Obesity is a very common health problem in dogs and cats, with between 22 and 44% of the dog and cat populations in the United States currently overweight or obese. The objective of this study was to determine the range of calorie density and feeding directions for commercially available diets designed for weight management in dogs and cats. Forty-nine feline diets had a weight management claim with feeding directions for weight loss or implied weight management claims. The feeding directions for weight loss were compared with resting energy requirements (RER) for current body weight by use of a standard body weight of 5.5 kg (12 lb) for feline diets. More than half of all foods in the study had a caloric density greater than the AAFCO maximum caloric density for light diets. This would make successfully attaining weight loss without carefully controlling caloric intake difficult. Another problem noted in the study was a wide range in feeding directions and high variability in estimates of calorie requirements for weight loss. Therefore, successful weight loss is unlikely with most diets. Most pets require caloric restriction to less than the RER for current body weight and some must have substantially less than the RER to achieve weight loss. It is always necessary to adjust feeding recommendations for each animal. Weight loss requires lifestyle changes such as an increase in physical activity. The authors recommended pet food companies could assist in improving pet health by developing foods with lower caloric density on a volume basis, making accurate feeding directions based on optimal weight rather than current weight, and providing caloric information on all labels of pet foods and treats. [VT]

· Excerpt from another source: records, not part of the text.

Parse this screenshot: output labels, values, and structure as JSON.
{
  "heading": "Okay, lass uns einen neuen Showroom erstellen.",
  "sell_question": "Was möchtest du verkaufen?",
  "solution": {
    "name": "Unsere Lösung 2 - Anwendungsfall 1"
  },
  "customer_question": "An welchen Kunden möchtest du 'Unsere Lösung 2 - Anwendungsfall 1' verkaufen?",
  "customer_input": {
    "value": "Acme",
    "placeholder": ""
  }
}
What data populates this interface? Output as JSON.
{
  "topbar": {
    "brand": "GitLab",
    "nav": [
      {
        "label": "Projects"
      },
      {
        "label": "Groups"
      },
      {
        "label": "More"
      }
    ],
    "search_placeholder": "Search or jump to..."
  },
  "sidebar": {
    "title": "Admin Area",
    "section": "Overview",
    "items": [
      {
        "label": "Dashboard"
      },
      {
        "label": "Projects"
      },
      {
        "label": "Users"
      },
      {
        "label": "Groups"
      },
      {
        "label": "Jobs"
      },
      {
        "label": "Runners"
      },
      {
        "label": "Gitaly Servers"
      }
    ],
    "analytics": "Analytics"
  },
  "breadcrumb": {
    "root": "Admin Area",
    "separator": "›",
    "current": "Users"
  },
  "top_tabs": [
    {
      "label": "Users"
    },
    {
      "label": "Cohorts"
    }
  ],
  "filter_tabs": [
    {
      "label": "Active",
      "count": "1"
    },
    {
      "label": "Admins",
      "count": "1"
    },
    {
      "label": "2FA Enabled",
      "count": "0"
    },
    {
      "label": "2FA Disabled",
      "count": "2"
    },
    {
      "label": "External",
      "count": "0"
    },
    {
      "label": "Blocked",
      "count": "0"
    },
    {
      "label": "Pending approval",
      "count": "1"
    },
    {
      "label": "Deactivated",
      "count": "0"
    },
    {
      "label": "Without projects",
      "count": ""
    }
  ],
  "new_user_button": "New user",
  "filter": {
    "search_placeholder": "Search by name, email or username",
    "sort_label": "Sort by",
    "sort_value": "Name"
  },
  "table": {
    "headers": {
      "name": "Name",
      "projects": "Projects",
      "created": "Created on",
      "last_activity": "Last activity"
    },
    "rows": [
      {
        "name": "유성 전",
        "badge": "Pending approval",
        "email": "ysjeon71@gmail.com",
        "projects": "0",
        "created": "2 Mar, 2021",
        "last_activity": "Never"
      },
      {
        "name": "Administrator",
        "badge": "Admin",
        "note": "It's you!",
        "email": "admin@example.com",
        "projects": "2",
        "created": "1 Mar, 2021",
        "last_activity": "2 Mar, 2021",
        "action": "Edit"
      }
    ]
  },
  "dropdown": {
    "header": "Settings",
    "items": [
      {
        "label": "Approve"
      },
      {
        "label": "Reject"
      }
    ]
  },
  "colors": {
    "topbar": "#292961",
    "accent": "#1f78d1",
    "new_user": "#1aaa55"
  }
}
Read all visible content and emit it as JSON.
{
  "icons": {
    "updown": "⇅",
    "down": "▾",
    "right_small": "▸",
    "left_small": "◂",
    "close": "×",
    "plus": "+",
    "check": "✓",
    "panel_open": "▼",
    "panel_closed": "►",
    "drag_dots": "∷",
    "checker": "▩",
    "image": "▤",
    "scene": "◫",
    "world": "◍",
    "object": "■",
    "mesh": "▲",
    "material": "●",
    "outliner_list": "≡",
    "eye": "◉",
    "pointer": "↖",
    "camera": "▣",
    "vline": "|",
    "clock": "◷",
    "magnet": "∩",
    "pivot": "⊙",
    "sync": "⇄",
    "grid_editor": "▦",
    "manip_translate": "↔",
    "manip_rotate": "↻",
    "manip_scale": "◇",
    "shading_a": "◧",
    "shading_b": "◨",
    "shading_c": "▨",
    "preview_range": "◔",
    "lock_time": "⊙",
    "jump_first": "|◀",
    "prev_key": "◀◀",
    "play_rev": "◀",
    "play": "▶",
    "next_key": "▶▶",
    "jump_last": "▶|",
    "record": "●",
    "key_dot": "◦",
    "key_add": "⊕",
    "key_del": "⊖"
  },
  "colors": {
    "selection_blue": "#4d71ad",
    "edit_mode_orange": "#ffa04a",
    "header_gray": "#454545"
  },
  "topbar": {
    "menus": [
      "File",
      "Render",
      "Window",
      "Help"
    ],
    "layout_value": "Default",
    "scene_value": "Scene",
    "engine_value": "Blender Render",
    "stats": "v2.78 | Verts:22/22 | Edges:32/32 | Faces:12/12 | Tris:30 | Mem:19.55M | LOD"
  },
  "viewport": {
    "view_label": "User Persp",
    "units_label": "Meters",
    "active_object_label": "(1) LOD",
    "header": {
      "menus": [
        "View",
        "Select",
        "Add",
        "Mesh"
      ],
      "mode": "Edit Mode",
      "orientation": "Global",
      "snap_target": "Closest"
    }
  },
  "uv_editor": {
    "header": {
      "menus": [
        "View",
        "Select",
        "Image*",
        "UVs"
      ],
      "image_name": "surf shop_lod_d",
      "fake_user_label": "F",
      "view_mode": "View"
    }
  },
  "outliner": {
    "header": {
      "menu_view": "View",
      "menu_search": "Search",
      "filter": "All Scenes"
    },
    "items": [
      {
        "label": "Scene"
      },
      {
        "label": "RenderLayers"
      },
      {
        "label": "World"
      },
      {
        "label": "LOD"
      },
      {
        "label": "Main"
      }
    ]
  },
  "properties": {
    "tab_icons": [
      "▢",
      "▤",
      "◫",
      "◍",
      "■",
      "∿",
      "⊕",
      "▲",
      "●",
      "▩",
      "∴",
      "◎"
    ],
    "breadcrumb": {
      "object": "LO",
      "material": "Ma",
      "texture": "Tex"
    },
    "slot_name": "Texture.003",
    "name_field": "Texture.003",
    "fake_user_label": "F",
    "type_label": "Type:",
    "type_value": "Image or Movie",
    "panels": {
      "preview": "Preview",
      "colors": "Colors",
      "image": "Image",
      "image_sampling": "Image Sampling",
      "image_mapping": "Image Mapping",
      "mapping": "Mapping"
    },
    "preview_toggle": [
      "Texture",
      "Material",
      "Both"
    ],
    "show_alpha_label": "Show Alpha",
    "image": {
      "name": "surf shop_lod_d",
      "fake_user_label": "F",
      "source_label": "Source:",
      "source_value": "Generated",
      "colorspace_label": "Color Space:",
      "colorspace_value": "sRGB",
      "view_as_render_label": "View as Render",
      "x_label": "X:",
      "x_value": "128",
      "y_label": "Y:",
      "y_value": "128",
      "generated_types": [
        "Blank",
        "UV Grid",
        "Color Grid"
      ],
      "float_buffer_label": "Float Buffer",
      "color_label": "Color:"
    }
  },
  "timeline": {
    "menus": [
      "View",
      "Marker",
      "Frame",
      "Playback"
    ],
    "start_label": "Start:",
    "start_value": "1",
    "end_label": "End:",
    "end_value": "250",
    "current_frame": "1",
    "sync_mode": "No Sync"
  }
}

Roudebush P, Schoenherr WD, Delaney SJ. An evidence-based review of the use of nutraceuticals and dietary supplementation for the management of obese and overweight pets. J Am Vet Med Assoc. Jun 1 2008;232(11):1646-1655.